  36. Joseph Engelberg & Charles F. Manski & Jared Williams, 2006. "Comparing the Point Predictions and Subjective Probability Distributions of Professional Forecasters," NBER Working Papers 11978, National Bureau of Economic Research, Inc.
  37. Tom Stark, 2010. "Realistic evaluation of real-time forecasts in the Survey of Professional Forecasters," Research Rap Special Report, Federal Reserve Bank of Philadelphia, Federal Reserve Bank of Philadelphia, issue May.
  38. Malin Adolfson & Jesper Linde & Mattias Villani, 2007. "Forecasting Performance of an Open Economy DSGE Model," Econometric Reviews, Taylor & Francis Journals, Taylor & Francis Journals, vol. 26(2-4), pages 289-328.
  39. Harding, Don & Pagan, Adrian, 2006. "Synchronization of cycles," Journal of Econometrics, Elsevier, Elsevier, vol. 132(1), pages 59-79, May.
Full references (including those not matched with items on IDEAS)

Citations

Lists

This item is not listed on Wikipedia, on a reading list or among the top items on IDEAS.

Statistics

Access and download statistics

Corrections

When requesting a correction, please mention this item's handle: RePEc:ptu:wpaper:w201114. See general information about how to correct material in RePEc.

For technical questions regarding this item, or to correct its authors, title, abstract, bibliographic or download information, contact: (DEE-NTDD).

If you have authored this item and are not yet registered with RePEc, we encourage you to do it here.
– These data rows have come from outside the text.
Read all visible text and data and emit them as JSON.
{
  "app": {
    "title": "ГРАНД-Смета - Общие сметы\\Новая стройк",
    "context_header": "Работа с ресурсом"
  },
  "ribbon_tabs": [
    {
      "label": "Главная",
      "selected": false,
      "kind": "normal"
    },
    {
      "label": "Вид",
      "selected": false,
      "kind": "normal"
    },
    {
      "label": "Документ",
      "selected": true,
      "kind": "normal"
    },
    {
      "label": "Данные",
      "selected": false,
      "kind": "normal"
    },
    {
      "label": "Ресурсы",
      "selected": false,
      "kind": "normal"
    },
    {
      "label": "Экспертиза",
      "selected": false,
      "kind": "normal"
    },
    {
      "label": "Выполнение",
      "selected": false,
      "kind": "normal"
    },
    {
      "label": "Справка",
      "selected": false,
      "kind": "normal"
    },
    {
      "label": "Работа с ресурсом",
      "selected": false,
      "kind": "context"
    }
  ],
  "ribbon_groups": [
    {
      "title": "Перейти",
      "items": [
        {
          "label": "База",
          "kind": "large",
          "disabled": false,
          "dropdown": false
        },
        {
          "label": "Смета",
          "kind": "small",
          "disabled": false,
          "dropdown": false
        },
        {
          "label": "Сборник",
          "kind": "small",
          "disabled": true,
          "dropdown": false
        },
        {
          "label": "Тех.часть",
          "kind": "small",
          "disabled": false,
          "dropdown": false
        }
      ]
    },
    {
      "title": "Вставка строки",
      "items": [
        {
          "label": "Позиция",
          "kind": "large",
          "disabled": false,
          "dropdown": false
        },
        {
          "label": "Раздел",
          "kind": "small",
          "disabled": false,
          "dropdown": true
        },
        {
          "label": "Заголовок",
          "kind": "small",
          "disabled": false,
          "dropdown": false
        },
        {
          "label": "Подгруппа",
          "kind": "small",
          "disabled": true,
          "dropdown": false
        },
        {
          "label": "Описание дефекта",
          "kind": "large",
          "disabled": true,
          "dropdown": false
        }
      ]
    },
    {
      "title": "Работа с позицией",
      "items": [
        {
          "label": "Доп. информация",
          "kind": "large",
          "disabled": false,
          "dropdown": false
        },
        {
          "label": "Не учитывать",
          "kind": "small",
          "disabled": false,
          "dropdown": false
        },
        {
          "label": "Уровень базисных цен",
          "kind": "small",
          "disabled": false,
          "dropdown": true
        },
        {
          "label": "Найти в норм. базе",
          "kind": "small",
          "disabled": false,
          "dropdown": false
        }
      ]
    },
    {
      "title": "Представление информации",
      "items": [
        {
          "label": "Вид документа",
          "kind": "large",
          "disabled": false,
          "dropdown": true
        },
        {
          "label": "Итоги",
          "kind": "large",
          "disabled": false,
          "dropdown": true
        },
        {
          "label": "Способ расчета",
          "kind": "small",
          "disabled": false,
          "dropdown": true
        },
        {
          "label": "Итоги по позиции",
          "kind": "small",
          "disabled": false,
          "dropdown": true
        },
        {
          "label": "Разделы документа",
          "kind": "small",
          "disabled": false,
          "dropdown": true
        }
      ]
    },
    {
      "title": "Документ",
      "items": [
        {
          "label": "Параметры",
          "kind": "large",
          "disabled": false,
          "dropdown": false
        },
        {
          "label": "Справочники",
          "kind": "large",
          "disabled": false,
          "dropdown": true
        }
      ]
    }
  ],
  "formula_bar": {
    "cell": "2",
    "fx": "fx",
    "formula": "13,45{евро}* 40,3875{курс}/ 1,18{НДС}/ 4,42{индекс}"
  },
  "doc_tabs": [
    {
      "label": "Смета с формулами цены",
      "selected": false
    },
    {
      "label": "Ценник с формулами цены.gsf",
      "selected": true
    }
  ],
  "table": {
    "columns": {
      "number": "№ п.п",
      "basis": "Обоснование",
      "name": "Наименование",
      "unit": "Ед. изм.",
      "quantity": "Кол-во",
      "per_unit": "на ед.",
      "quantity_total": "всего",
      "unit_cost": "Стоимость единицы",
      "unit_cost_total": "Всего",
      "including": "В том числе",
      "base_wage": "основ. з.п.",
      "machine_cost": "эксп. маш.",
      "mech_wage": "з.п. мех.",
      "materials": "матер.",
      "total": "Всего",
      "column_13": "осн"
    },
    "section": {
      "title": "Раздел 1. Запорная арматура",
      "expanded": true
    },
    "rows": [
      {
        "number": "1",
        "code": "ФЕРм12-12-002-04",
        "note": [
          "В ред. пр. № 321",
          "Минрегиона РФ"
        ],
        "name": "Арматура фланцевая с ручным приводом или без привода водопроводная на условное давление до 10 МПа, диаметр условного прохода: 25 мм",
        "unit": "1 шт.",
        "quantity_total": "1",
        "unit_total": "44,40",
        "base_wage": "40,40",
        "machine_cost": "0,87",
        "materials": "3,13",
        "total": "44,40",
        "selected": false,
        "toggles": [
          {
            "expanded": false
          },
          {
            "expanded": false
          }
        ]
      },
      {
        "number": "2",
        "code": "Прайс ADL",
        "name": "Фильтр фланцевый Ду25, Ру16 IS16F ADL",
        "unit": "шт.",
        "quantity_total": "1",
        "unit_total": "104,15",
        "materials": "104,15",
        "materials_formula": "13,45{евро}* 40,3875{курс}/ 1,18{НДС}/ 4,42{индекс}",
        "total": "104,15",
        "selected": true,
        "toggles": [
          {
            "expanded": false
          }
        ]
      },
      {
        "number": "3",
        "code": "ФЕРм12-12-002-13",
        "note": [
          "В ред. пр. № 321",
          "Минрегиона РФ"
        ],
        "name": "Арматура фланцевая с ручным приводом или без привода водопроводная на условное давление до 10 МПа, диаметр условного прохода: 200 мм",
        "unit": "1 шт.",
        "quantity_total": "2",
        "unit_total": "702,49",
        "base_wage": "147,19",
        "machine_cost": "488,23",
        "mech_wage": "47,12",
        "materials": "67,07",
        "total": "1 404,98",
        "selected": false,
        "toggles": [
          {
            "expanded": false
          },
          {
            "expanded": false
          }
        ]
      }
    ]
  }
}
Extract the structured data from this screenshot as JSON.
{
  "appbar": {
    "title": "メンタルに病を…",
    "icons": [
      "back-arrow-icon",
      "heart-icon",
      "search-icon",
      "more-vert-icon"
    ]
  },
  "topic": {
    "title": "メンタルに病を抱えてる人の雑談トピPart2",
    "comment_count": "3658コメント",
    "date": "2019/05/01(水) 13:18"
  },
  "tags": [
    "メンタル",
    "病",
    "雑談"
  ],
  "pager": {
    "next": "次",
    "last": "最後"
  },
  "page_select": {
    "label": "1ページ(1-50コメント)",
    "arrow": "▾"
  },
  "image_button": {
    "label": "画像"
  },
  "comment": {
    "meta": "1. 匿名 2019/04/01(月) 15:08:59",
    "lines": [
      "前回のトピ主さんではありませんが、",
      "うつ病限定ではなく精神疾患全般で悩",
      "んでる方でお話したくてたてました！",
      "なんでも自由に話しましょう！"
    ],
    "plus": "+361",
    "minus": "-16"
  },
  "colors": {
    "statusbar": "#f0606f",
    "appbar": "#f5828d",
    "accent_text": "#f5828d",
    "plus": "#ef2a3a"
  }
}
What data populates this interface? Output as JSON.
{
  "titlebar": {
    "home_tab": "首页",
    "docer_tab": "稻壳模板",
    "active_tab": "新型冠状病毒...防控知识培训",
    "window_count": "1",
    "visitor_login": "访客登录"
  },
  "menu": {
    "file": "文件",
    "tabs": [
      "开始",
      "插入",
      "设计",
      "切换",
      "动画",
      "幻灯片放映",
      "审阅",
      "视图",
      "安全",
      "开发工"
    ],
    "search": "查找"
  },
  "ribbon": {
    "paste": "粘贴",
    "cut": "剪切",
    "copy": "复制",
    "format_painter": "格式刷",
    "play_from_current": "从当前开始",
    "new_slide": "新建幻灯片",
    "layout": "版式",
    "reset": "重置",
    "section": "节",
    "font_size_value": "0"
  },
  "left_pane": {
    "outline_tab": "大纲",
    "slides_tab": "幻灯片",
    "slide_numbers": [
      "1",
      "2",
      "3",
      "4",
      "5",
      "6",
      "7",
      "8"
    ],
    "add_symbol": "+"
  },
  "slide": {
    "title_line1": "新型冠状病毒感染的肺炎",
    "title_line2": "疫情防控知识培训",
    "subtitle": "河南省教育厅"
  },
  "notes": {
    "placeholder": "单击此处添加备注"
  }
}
This allows to link your profile to this item. It also allows you to accept potential citations to this item that we are uncertain about.

If references are entirely missing, you can add them using this form.

If the full references list an item that is present in RePEc, but the system did not link to it, you can help with this form.

If you know of missing items citing this one, you can help us creating those links by adding the relevant references in the same way as above, for each refering item. If you are a registered author of this item, you may also want to check the "citations" tab in your profile, as there may be some citations waiting for confirmation.

Please note that corrections may take a couple of weeks to filter through the various RePEc services.